The second Hockey World League Round Two event for women’s teams bursts into action in Valencia, Spain this weekend with the first matches played on 4 February. The prize for the top placed teams is a place at the Semi-Finals later this year and the chance to qualify for the 2018 World Cup.
This round throws together some intriguing match-ups with many opportunities for upsets within the rankings. Ghana, currently ranked 27th in the FIH Hero World Rankings, will be a team that may throw a few surprises, particularly as they are accompanied by Darren Cheeseman – a high performance coach from the UK – who has been working with the Ghanian side as part of the West Africa Targeted Assistance Programme.
The West African side won their Round One event easily and, in November 2015, were only beaten by a much higher ranked South Africa in the Africa Cup.
The opening Pool A game is an intriguing fixture between the side ranked 25th in the world, Czech Republic and Turkey, ranked 37th.
Hockey in all its forms, within the Czech Republic, is flying high at the moment as the women’s junior side were recently crowned European Indoor Champions, so expect the team, led by Adela Bizova, to be full of confidence and looking for a podium finish.
Also in Pool A is the team that must be one of the favourites for the title, Spain. Home advantage, a top ranking of 10th in the world, experience of the Rio 2016 Olympics fresh in their mind, and, in captain Georgina Oliva, a player who can turn matches with her midfield magic. Oliva is backed up by the highly experienced quartet of Berta Bonastre, Carlota Petchame, Maria Lopez and Beatriz Perez.

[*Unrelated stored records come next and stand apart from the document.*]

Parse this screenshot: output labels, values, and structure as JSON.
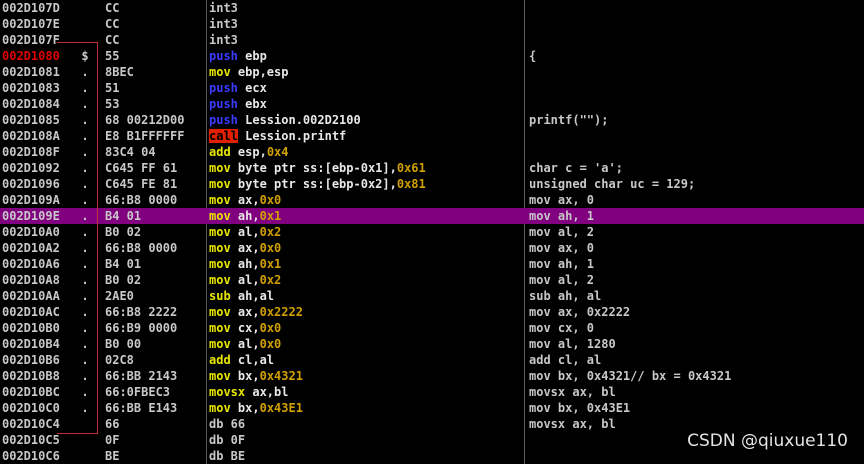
{
  "palette": {
    "background": "#000000",
    "selected_row": "#800080",
    "normal": "#c8c8c8",
    "mnemonic_default": "#e8e8e8",
    "mnemonic_yellow": "#e8e800",
    "mnemonic_blue": "#3b3bff",
    "operand_number": "#d0a000",
    "call_background": "#e02000",
    "call_text": "#000000",
    "entry_address": "#e00000",
    "bracket": "#c03030",
    "watermark": "#e4e4e4"
  },
  "rows": [
    {
      "address": "002D107D",
      "mark": "",
      "hex": "CC",
      "asm": [
        {
          "t": "int3",
          "k": "padding"
        }
      ],
      "comment": ""
    },
    {
      "address": "002D107E",
      "mark": "",
      "hex": "CC",
      "asm": [
        {
          "t": "int3",
          "k": "padding"
        }
      ],
      "comment": ""
    },
    {
      "address": "002D107F",
      "mark": "",
      "hex": "CC",
      "asm": [
        {
          "t": "int3",
          "k": "padding"
        }
      ],
      "comment": ""
    },
    {
      "address": "002D1080",
      "mark": "$",
      "hex": "55",
      "entry": true,
      "asm": [
        {
          "t": "push",
          "k": "stack"
        },
        {
          "t": " ebp",
          "k": "reg"
        }
      ],
      "comment": "{"
    },
    {
      "address": "002D1081",
      "mark": ".",
      "hex": "8BEC",
      "asm": [
        {
          "t": "mov",
          "k": "move"
        },
        {
          "t": " ebp,esp",
          "k": "reg"
        }
      ],
      "comment": ""
    },
    {
      "address": "002D1083",
      "mark": ".",
      "hex": "51",
      "asm": [
        {
          "t": "push",
          "k": "stack"
        },
        {
          "t": " ecx",
          "k": "reg"
        }
      ],
      "comment": ""
    },
    {
      "address": "002D1084",
      "mark": ".",
      "hex": "53",
      "asm": [
        {
          "t": "push",
          "k": "stack"
        },
        {
          "t": " ebx",
          "k": "reg"
        }
      ],
      "comment": ""
    },
    {
      "address": "002D1085",
      "mark": ".",
      "hex": "68 00212D00",
      "asm": [
        {
          "t": "push",
          "k": "stack"
        },
        {
          "t": " Lession.002D2100",
          "k": "plain"
        }
      ],
      "comment": "printf(\"\");"
    },
    {
      "address": "002D108A",
      "mark": ".",
      "hex": "E8 B1FFFFFF",
      "asm": [
        {
          "t": "call",
          "k": "call"
        },
        {
          "t": " Lession.printf",
          "k": "plain"
        }
      ],
      "comment": ""
    },
    {
      "address": "002D108F",
      "mark": ".",
      "hex": "83C4 04",
      "asm": [
        {
          "t": "add",
          "k": "arith"
        },
        {
          "t": " esp,",
          "k": "reg"
        },
        {
          "t": "0x4",
          "k": "num"
        }
      ],
      "comment": ""
    },
    {
      "address": "002D1092",
      "mark": ".",
      "hex": "C645 FF 61",
      "asm": [
        {
          "t": "mov",
          "k": "move"
        },
        {
          "t": " byte ptr ss:[ebp-0x1],",
          "k": "reg"
        },
        {
          "t": "0x61",
          "k": "num"
        }
      ],
      "comment": "char c = 'a';"
    },
    {
      "address": "002D1096",
      "mark": ".",
      "hex": "C645 FE 81",
      "asm": [
        {
          "t": "mov",
          "k": "move"
        },
        {
          "t": " byte ptr ss:[ebp-0x2],",
          "k": "reg"
        },
        {
          "t": "0x81",
          "k": "num"
        }
      ],
      "comment": "unsigned char uc = 129;"
    },
    {
      "address": "002D109A",
      "mark": ".",
      "hex": "66:B8 0000",
      "asm": [
        {
          "t": "mov",
          "k": "move"
        },
        {
          "t": " ax,",
          "k": "reg"
        },
        {
          "t": "0x0",
          "k": "num"
        }
      ],
      "comment": "mov ax, 0"
    },
    {
      "address": "002D109E",
      "mark": ".",
      "hex": "B4 01",
      "selected": true,
      "asm": [
        {
          "t": "mov",
          "k": "move"
        },
        {
          "t": " ah,",
          "k": "reg"
        },
        {
          "t": "0x1",
          "k": "num"
        }
      ],
      "comment": "mov ah, 1"
    },
    {
      "address": "002D10A0",
      "mark": ".",
      "hex": "B0 02",
      "asm": [
        {
          "t": "mov",
          "k": "move"
        },
        {
          "t": " al,",
          "k": "reg"
        },
        {
          "t": "0x2",
          "k": "num"
        }
      ],
      "comment": "mov al, 2"
    },
    {
      "address": "002D10A2",
      "mark": ".",
      "hex": "66:B8 0000",
      "asm": [
        {
          "t": "mov",
          "k": "move"
        },
        {
          "t": " ax,",
          "k": "reg"
        },
        {
          "t": "0x0",
          "k": "num"
        }
      ],
      "comment": "mov ax, 0"
    },
    {
      "address": "002D10A6",
      "mark": ".",
      "hex": "B4 01",
      "asm": [
        {
          "t": "mov",
          "k": "move"
        },
        {
          "t": " ah,",
          "k": "reg"
        },
        {
          "t": "0x1",
          "k": "num"
        }
      ],
      "comment": "mov ah, 1"
    },
    {
      "address": "002D10A8",
      "mark": ".",
      "hex": "B0 02",
      "asm": [
        {
          "t": "mov",
          "k": "move"
        },
        {
          "t": " al,",
          "k": "reg"
        },
        {
          "t": "0x2",
          "k": "num"
        }
      ],
      "comment": "mov al, 2"
    },
    {
      "address": "002D10AA",
      "mark": ".",
      "hex": "2AE0",
      "asm": [
        {
          "t": "sub",
          "k": "arith"
        },
        {
          "t": " ah,al",
          "k": "reg"
        }
      ],
      "comment": "sub ah, al"
    },
    {
      "address": "002D10AC",
      "mark": ".",
      "hex": "66:B8 2222",
      "asm": [
        {
          "t": "mov",
          "k": "move"
        },
        {
          "t": " ax,",
          "k": "reg"
        },
        {
          "t": "0x2222",
          "k": "num"
        }
      ],
      "comment": "mov ax, 0x2222"
    },
    {
      "address": "002D10B0",
      "mark": ".",
      "hex": "66:B9 0000",
      "asm": [
        {
          "t": "mov",
          "k": "move"
        },
        {
          "t": " cx,",
          "k": "reg"
        },
        {
          "t": "0x0",
          "k": "num"
        }
      ],
      "comment": "mov cx, 0"
    },
    {
      "address": "002D10B4",
      "mark": ".",
      "hex": "B0 00",
      "asm": [
        {
          "t": "mov",
          "k": "move"
        },
        {
          "t": " al,",
          "k": "reg"
        },
        {
          "t": "0x0",
          "k": "num"
        }
      ],
      "comment": "mov al, 1280"
    },
    {
      "address": "002D10B6",
      "mark": ".",
      "hex": "02C8",
      "asm": [
        {
          "t": "add",
          "k": "arith"
        },
        {
          "t": " cl,al",
          "k": "reg"
        }
      ],
      "comment": "add cl, al"
    },
    {
      "address": "002D10B8",
      "mark": ".",
      "hex": "66:BB 2143",
      "asm": [
        {
          "t": "mov",
          "k": "move"
        },
        {
          "t": " bx,",
          "k": "reg"
        },
        {
          "t": "0x4321",
          "k": "num"
        }
      ],
      "comment": "mov bx, 0x4321// bx = 0x4321"
    },
    {
      "address": "002D10BC",
      "mark": ".",
      "hex": "66:0FBEC3",
      "asm": [
        {
          "t": "movsx",
          "k": "move"
        },
        {
          "t": " ax,bl",
          "k": "reg"
        }
      ],
      "comment": "movsx ax, bl"
    },
    {
      "address": "002D10C0",
      "mark": ".",
      "hex": "66:BB E143",
      "asm": [
        {
          "t": "mov",
          "k": "move"
        },
        {
          "t": " bx,",
          "k": "reg"
        },
        {
          "t": "0x43E1",
          "k": "num"
        }
      ],
      "comment": "mov bx, 0x43E1"
    },
    {
      "address": "002D10C4",
      "mark": "",
      "hex": "66",
      "asm": [
        {
          "t": "db 66",
          "k": "padding"
        }
      ],
      "comment": "movsx ax, bl"
    },
    {
      "address": "002D10C5",
      "mark": "",
      "hex": "0F",
      "asm": [
        {
          "t": "db 0F",
          "k": "padding"
        }
      ],
      "comment": ""
    },
    {
      "address": "002D10C6",
      "mark": "",
      "hex": "BE",
      "asm": [
        {
          "t": "db BE",
          "k": "padding"
        }
      ],
      "comment": ""
    }
  ],
  "watermark": {
    "text": "CSDN @qiuxue110"
  }
}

The fourth team in Pool A is Russia. Currently ranked 28th in the world, Russia opens it’s account with a tricky match against Spain. How they emerge from that match will determine the remainder of their tournament. A good start will leave them in a positive mood for their other two pool games – and eyeing up the prospect of a podium finish.

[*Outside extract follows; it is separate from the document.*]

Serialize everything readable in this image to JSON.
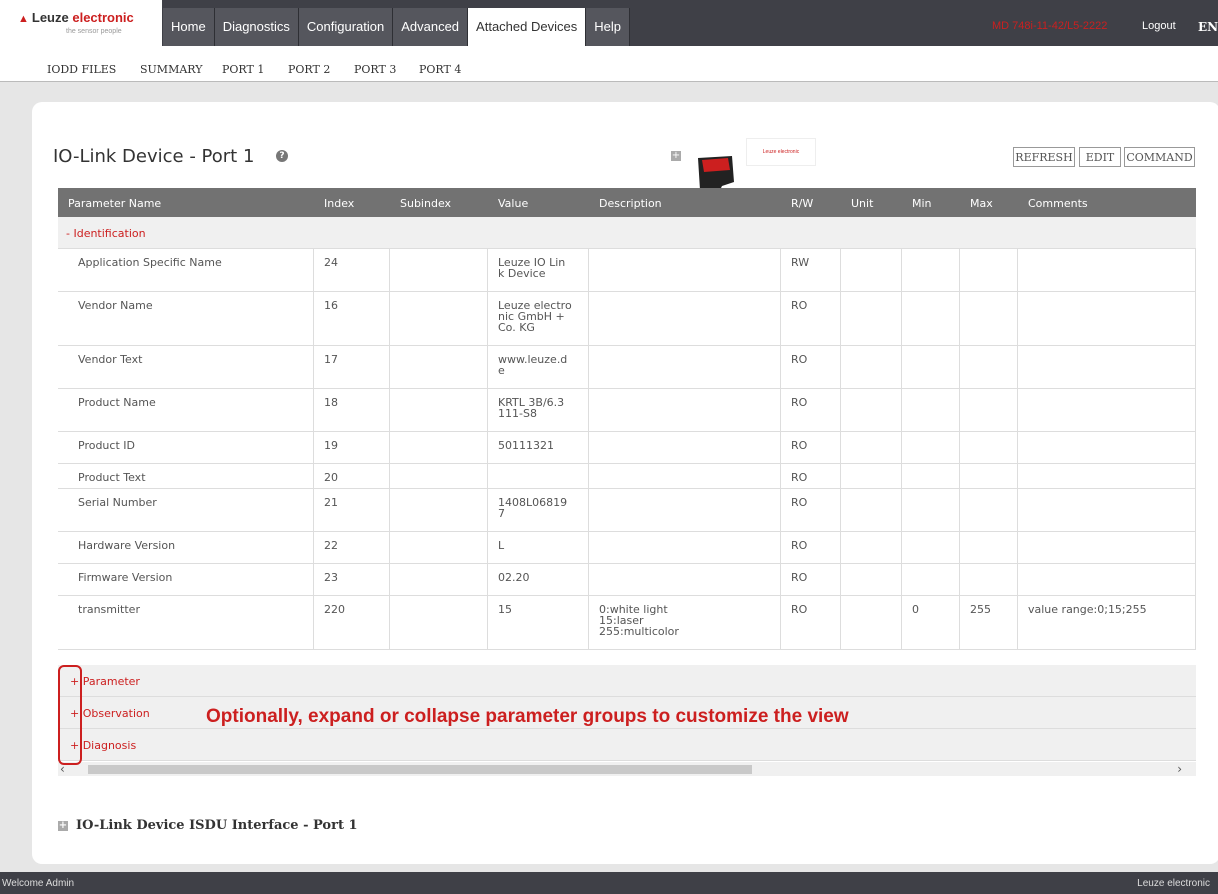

Pool B sees the second lowest ranked team, Ukraine, up against some tough opposition from Scotland (17), Poland (21) and Ghana.
The opening Pool match will see the two eastern European countries face off, so expect two similar styles of play. Hockey players in both Ukraine and Poland have been involved in the indoor season recently, so expect to see some skill transfer from the indoor game to the outdoor game, with structured build-up and good close control. Poland’s advantage will lie with the team’s experience. In Marlena Rybacha, they have a world class player, who can turn a game with her skill.
Ghana versus Scotland may well be the pick of the games on the opening day. Scotland come to Valencia with high hopes of a podium place and a crack at Hockey World League Semi-Finals. They are a team that is rebuilding after some high profile retirements, but this is also a side that boasts three players recently selected for the Great Britain hockey programme: Sarah Robertson, Amy Costello and Nicola Cochrane.
Their rivals will pose a challenge to the Scots as they play a very different style of hockey to that encountered in European competition. Fast, feisty and unpredictable: coach Cheeseman has called his charge’s skills “frighteningly good”.
The top two finishers from the women’s Round 2 events in Valencia, Spain and West Vancouver, Canada (1-9 Apr 2017) will join Ireland and Malaysia [qualifiers from Hockey World League Round Two in Malaysia] in qualifying for the Hockey World League Semi-Finals. These Round Two qualifiers will also be joined in the World Cup qualifier phase by the two highest ranked of the third placed finishers from those three events.
To learn more about how the teams progress through the competition in the hope of reaching the 2018 Hockey World Cups, click here, with more detail about all of the HWL events available by clicking here. You can keep track of the tournament in Valencia on the official competition pages by clicking here and on FIH’s social media channels using the #HWL2017 hashtag.